Again, see the caveats about brain surgeons and astronauts. If you’re poking around in my skull then I expect you to have more than an ability to use google effectively. For anyone else, then if you’ve found me, you’re already on the right track. Even if your side projects have nothing to do with the internet, in our current world, you’ll still need to master it in order to sell your products and services. Side projects can become businesses very quickly. They might not become ‘jobs’ in the traditional sense, but they can if you want them to.
Everything you need to know these days is buried on the internet somewhere. You just have to find it, learn it, be brave enough to do it. Which brings us to…
4. Consistency is more important over the next year than where you are now
This is actually the hardest step. When you’re starting out, the rewards are non-existent at worst, infrequent at best. There is nothing so dispiriting as a first iteration flop, whether it’s a book, product or YouTube video. Casey Neistat makes it look so easy, right?
You burn bright with enthusiasm at first, but then it all fizzles out. The excuses come thick and fast. Before you know it, a month has rolled by before you remember your side project and dust it off.
The lesson here is that you don’t just pick up where you left off. The clock resets to zero, or close enough. You’re rusty. Those three strangers who actually found your new YouTube channel have moved on, forgotten about you. Frustration and overwhelm sets in.

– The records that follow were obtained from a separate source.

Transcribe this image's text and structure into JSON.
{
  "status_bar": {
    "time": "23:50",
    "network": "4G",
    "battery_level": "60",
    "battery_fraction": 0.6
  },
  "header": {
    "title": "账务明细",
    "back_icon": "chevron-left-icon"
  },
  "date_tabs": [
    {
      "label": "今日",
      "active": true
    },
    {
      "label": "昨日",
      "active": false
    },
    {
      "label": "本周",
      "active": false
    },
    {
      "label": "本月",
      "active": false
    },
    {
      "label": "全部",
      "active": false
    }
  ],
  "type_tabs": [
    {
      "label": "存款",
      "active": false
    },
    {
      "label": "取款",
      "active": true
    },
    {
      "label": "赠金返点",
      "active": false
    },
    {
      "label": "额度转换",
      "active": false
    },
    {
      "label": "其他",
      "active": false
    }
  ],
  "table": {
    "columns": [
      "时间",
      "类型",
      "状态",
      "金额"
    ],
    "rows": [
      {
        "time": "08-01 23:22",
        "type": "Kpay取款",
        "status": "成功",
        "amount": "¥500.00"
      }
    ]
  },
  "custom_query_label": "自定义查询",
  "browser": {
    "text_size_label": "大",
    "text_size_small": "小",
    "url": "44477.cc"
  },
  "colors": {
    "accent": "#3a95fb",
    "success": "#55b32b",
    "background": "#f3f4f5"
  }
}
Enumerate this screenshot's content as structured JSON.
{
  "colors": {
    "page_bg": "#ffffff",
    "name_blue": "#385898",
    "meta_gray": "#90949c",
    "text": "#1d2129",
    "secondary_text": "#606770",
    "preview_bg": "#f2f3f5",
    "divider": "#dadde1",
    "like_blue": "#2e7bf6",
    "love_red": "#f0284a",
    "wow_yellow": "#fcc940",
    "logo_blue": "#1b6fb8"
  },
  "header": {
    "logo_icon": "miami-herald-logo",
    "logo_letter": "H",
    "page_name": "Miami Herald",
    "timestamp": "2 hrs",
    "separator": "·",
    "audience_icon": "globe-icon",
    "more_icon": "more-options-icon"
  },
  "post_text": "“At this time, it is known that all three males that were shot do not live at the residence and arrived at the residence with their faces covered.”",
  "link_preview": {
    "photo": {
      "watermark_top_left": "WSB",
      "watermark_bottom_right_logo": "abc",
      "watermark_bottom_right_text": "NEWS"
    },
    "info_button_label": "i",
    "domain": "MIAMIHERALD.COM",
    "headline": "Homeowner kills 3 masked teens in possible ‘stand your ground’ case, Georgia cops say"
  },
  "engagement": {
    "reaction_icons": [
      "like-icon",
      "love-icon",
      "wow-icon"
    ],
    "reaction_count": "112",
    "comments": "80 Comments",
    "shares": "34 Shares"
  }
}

The good news? If you can be consistent and you have something of value, in a year you can experience exponential change. It can take as little as six months to grow your idea into a sustainable, life changing source of income. Not a billion dollar startup, but enough to quit the 9-5 and focus on it full time.
Your side project can work for you at home or secretly inside your laptop, even if you are on a sun-drenched beach in Bali or walking around the streets of New York. It can do it if you are turning 30, or 40, or 50.
Location independence matters to me. So does having the time to prioritise my health. So does having time to spend with my friends and family. If you’re reading this, then I suspect they might matter to you too.
So stop reading. Start doing.